═════ Exercise input ═════

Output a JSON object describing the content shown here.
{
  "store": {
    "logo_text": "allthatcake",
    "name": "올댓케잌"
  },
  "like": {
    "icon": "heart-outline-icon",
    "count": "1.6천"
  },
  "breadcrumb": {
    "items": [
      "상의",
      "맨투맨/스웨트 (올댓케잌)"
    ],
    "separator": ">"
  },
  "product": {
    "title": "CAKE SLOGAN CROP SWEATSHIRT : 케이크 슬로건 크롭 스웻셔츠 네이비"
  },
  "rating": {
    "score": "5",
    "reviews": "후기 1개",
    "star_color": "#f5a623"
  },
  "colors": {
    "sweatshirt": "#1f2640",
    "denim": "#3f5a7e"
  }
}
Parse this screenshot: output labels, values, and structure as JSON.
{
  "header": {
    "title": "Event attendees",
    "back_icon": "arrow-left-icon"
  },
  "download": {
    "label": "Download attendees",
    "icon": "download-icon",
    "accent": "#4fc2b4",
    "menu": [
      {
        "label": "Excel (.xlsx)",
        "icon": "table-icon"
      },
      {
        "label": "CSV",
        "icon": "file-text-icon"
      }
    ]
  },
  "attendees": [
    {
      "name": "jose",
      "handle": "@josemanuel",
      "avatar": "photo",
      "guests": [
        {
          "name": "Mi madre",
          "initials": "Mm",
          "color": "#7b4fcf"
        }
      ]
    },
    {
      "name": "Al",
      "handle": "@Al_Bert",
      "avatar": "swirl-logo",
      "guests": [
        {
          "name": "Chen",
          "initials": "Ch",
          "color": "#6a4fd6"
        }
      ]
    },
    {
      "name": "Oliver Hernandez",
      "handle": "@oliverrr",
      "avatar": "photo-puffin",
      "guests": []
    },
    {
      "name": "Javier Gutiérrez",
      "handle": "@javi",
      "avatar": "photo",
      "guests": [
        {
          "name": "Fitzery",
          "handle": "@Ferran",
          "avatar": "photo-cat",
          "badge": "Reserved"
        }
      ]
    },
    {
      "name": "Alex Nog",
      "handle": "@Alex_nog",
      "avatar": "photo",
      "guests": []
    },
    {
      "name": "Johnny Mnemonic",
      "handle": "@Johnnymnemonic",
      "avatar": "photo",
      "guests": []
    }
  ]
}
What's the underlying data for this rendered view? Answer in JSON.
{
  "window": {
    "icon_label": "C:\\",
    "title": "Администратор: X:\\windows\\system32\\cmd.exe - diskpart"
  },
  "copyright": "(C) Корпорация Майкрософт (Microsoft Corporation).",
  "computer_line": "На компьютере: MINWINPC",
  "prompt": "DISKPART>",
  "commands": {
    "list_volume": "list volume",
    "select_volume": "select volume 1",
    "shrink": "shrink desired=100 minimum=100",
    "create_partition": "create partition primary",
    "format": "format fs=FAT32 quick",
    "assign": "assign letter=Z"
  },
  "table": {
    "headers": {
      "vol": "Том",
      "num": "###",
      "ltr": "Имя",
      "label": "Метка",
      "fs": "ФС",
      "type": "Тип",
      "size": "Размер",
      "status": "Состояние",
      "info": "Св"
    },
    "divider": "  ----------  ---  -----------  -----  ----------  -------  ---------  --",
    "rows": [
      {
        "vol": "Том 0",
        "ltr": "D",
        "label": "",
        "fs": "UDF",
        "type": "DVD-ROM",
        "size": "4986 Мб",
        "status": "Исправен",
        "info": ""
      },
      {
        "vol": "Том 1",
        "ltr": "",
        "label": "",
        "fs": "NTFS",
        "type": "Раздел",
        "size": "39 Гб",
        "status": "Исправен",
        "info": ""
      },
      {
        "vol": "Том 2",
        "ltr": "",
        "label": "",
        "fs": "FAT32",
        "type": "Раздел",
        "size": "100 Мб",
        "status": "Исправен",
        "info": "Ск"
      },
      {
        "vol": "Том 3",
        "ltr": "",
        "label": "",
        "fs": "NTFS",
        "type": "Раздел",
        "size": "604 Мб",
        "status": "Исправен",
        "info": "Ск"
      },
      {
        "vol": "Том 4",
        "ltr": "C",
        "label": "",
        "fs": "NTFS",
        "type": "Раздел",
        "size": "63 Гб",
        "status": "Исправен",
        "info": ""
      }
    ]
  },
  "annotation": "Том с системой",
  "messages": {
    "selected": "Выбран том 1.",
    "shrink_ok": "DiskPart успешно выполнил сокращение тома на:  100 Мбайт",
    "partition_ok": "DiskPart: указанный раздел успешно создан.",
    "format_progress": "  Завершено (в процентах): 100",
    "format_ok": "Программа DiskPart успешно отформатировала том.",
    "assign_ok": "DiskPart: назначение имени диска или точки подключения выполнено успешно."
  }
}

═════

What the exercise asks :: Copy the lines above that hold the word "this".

Finished task ::
Parse this screenshot: output labels, values, and structure as JSON.
What's the underlying data for this rendered view? Answer in JSON.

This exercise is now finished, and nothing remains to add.